*** INPUT ***
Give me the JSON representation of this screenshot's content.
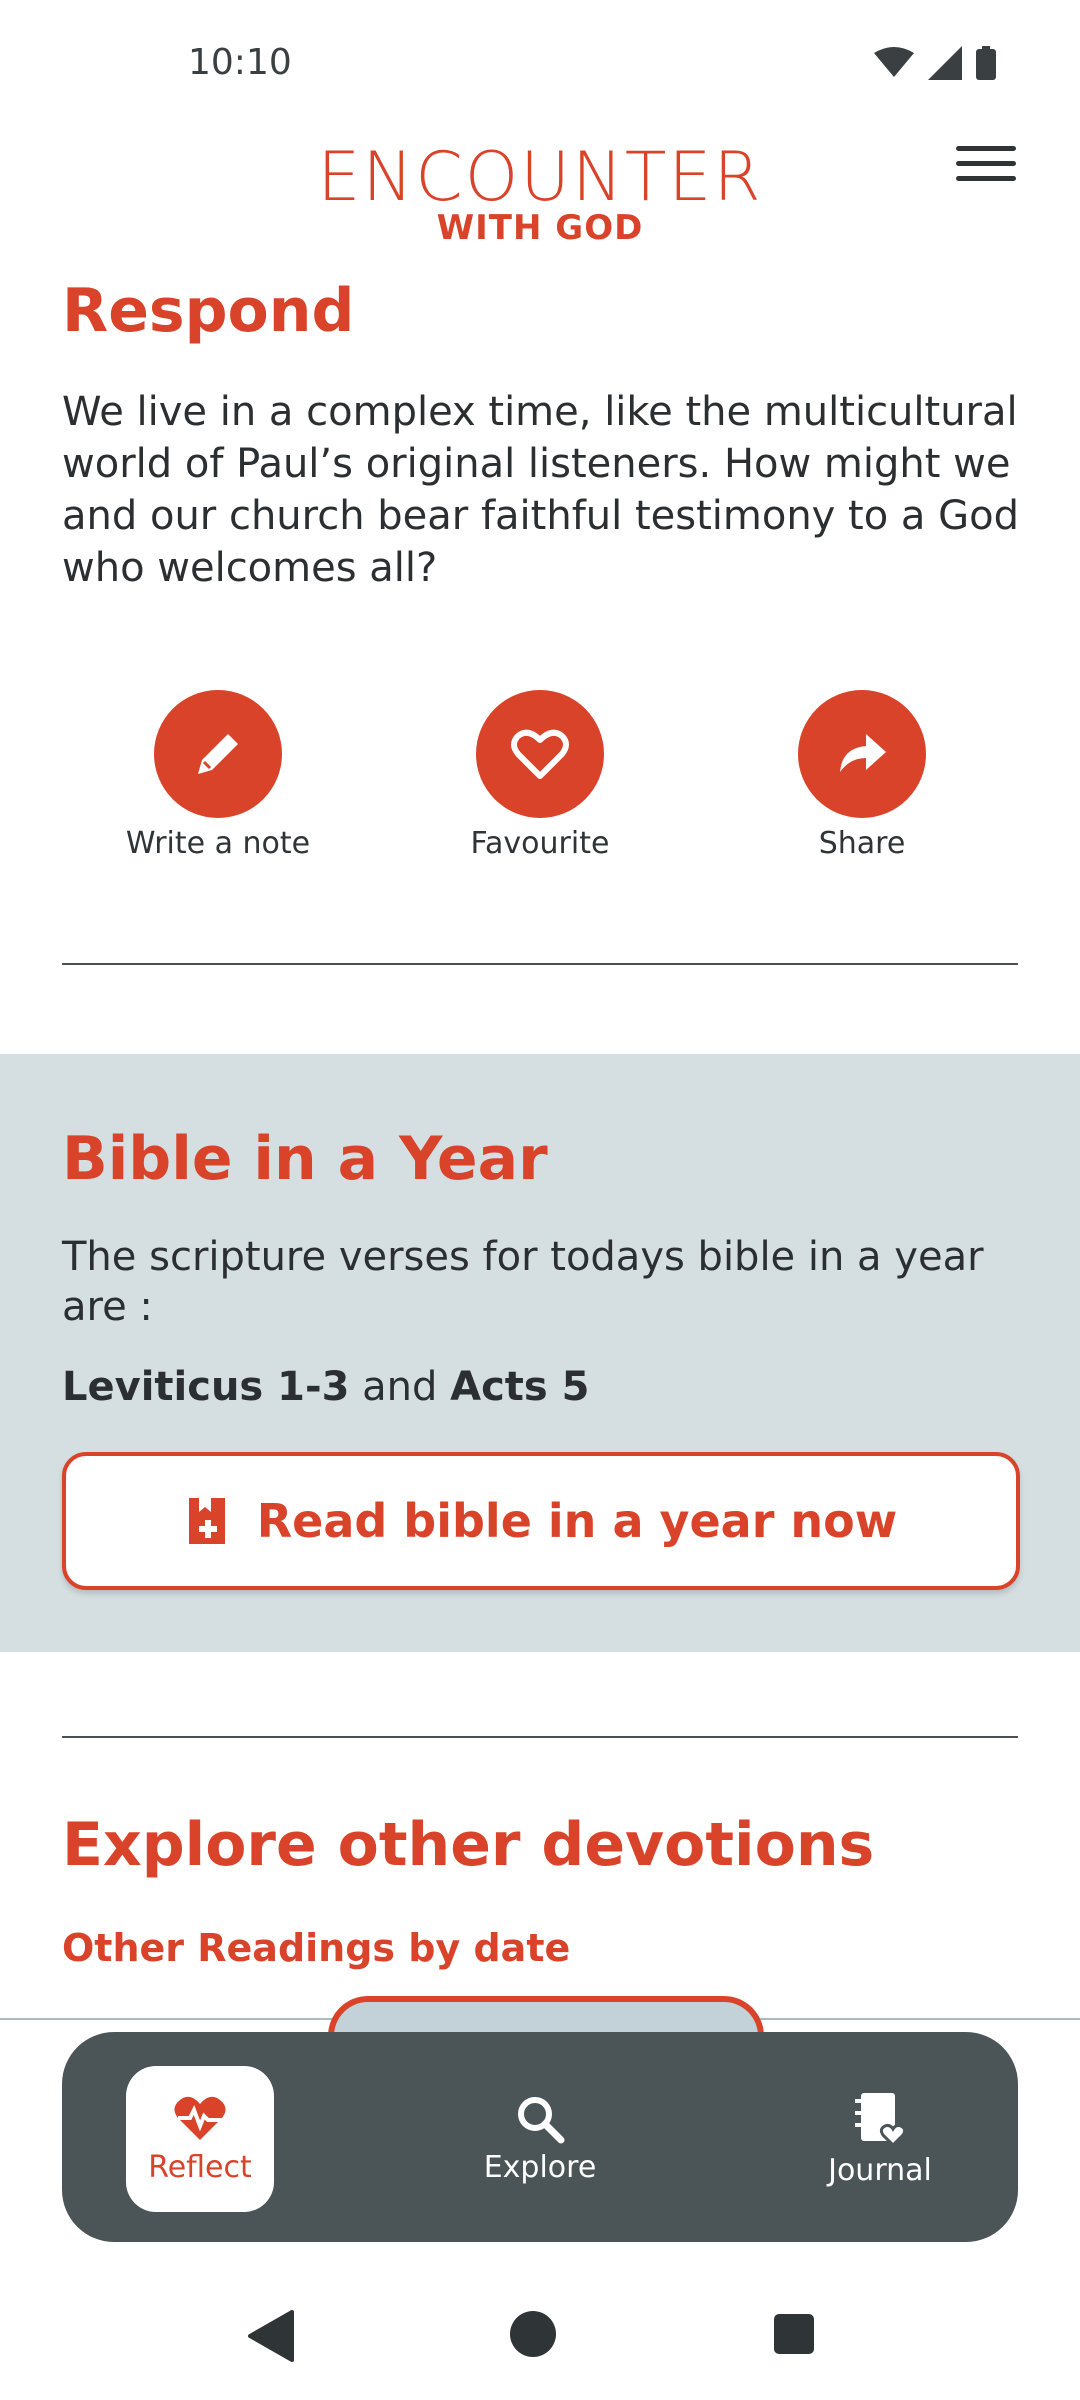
{
  "status_bar": {
    "time": "10:10"
  },
  "header": {
    "logo_main": "ENCOUNTER",
    "logo_sub": "WITH GOD"
  },
  "respond": {
    "title": "Respond",
    "text": "We live in a complex time, like the multicultural world of Paul’s original listeners. How might we and our church bear faithful testimony to a God who welcomes all?",
    "actions": [
      {
        "label": "Write a note",
        "icon": "pencil-icon"
      },
      {
        "label": "Favourite",
        "icon": "heart-icon"
      },
      {
        "label": "Share",
        "icon": "share-icon"
      }
    ]
  },
  "bible_in_a_year": {
    "title": "Bible in a Year",
    "text": "The scripture verses for todays bible in a year are :",
    "ref1": "Leviticus 1-3",
    "conj": "and",
    "ref2": "Acts 5",
    "button_label": "Read bible in a year now"
  },
  "explore": {
    "title": "Explore other devotions",
    "subtitle": "Other Readings by date"
  },
  "bottom_nav": {
    "items": [
      {
        "label": "Reflect",
        "icon": "heart-pulse-icon",
        "active": true
      },
      {
        "label": "Explore",
        "icon": "search-icon",
        "active": false
      },
      {
        "label": "Journal",
        "icon": "journal-icon",
        "active": false
      }
    ]
  },
  "colors": {
    "accent": "#d9432a",
    "panel_bg": "#d5dfe2",
    "nav_bg": "#4b5456"
  }
}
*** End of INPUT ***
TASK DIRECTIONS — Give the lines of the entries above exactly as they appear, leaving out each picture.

ANSWER SECTION —
Give me the JSON representation of this screenshot's content.
{
  "status_bar": {
    "time": "10:10"
  },
  "header": {
    "logo_main": "ENCOUNTER",
    "logo_sub": "WITH GOD"
  },
  "respond": {
    "title": "Respond",
    "text": "We live in a complex time, like the multicultural world of Paul’s original listeners. How might we and our church bear faithful testimony to a God who welcomes all?",
    "actions": [
      {
        "label": "Write a note",
        "icon": "pencil-icon"
      },
      {
        "label": "Favourite",
        "icon": "heart-icon"
      },
      {
        "label": "Share",
        "icon": "share-icon"
      }
    ]
  },
  "bible_in_a_year": {
    "title": "Bible in a Year",
    "text": "The scripture verses for todays bible in a year are :",
    "ref1": "Leviticus 1-3",
    "conj": "and",
    "ref2": "Acts 5",
    "button_label": "Read bible in a year now"
  },
  "explore": {
    "title": "Explore other devotions",
    "subtitle": "Other Readings by date"
  },
  "bottom_nav": {
    "items": [
      {
        "label": "Reflect",
        "icon": "heart-pulse-icon",
        "active": true
      },
      {
        "label": "Explore",
        "icon": "search-icon",
        "active": false
      },
      {
        "label": "Journal",
        "icon": "journal-icon",
        "active": false
      }
    ]
  },
  "colors": {
    "accent": "#d9432a",
    "panel_bg": "#d5dfe2",
    "nav_bg": "#4b5456"
  }
}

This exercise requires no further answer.